“We have discovered that Kelvin-Helmholtz waves in the space around Earth are seasonal, which explains an important factor in the seasonal variation of space weather,” said the lead author on the new study, Shiva Kavosi, a researcher at Embry–Riddle Aeronautical University in Daytona Beach, Florida. “These waves are ubiquitous and can be found roughly 20 percent of the time around Earth, but after monitoring over an entire solar cycle, we now know there are more chances observing them during certain times of the year.”
To make the discovery, scientists used 11 years of data from NASA’s Time History of Events and Macroscale Interactions during Substorms, or THEMIS, mission, as well as four years of data from the Magnetospheric Multiscale, or MMS, mission. “The unique orbits and long period of observations by THEMIS made this discovery – which was first theorized in the 1970s – possible,” Kavosi said.

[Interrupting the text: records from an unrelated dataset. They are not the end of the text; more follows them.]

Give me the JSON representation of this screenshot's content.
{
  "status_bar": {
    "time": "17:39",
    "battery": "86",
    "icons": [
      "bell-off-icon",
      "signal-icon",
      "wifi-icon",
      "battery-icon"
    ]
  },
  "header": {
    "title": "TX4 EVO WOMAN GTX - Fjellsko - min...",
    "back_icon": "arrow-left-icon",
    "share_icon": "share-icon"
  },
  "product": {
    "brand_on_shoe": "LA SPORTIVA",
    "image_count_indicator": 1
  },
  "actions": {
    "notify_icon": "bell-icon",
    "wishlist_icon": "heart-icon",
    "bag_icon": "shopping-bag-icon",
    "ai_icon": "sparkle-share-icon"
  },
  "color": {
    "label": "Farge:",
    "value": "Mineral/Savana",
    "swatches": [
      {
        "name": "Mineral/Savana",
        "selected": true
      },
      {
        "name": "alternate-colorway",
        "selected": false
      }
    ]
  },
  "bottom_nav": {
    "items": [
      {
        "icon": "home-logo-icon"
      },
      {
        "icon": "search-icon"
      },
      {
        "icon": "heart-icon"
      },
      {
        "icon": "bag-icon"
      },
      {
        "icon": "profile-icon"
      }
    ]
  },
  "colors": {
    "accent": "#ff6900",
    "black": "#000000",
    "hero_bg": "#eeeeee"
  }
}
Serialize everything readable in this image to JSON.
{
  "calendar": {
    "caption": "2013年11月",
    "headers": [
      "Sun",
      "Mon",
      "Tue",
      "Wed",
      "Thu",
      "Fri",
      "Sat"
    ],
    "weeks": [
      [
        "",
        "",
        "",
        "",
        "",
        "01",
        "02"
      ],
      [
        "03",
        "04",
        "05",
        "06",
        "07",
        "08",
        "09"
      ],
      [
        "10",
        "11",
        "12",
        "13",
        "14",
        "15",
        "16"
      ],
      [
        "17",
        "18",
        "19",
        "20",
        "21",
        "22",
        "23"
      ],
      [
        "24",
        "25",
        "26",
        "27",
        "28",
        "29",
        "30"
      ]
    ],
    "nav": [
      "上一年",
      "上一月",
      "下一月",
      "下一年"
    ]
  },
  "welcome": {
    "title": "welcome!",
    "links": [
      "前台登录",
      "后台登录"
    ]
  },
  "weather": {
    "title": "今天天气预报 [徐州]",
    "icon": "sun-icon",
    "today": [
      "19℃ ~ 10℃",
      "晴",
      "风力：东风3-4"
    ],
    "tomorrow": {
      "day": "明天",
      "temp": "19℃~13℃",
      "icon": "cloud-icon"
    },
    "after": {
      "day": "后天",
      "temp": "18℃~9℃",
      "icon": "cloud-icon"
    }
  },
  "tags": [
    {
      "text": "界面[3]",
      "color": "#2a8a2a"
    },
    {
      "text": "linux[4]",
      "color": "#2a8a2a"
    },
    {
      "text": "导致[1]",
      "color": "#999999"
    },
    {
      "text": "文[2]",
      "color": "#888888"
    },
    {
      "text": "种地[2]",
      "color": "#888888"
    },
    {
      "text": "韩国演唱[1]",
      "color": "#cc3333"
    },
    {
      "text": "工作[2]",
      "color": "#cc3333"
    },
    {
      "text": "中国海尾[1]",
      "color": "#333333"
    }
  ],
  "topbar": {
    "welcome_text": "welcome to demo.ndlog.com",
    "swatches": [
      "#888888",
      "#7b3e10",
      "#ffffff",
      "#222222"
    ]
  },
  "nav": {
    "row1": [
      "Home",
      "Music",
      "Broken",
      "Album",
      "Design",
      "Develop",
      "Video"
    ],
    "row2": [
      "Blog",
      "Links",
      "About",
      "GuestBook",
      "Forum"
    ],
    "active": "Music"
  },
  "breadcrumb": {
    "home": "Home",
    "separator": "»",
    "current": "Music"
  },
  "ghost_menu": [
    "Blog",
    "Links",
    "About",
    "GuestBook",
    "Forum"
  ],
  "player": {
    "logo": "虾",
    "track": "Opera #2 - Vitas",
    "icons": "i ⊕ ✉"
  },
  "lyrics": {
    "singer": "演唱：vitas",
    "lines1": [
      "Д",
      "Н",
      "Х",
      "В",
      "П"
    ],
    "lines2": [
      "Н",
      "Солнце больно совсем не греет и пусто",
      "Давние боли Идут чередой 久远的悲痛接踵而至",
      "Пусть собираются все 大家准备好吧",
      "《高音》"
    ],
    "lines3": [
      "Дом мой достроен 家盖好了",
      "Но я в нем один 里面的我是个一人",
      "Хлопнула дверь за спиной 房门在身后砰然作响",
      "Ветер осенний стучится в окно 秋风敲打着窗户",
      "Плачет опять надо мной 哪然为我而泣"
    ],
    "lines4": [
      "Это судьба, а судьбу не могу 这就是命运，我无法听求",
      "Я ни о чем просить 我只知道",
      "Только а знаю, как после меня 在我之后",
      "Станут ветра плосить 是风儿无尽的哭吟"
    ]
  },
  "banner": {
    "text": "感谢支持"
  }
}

By better understanding how Kelvin-Helmholtz waves form due to Earth’s seasonal tilt, researchers can better forecast its effects and plan accordingly to ensure spacecraft and astronaut safety. “Additionally, space weather forecasters can now add this component to their models for better forecasting,” Kavosi said.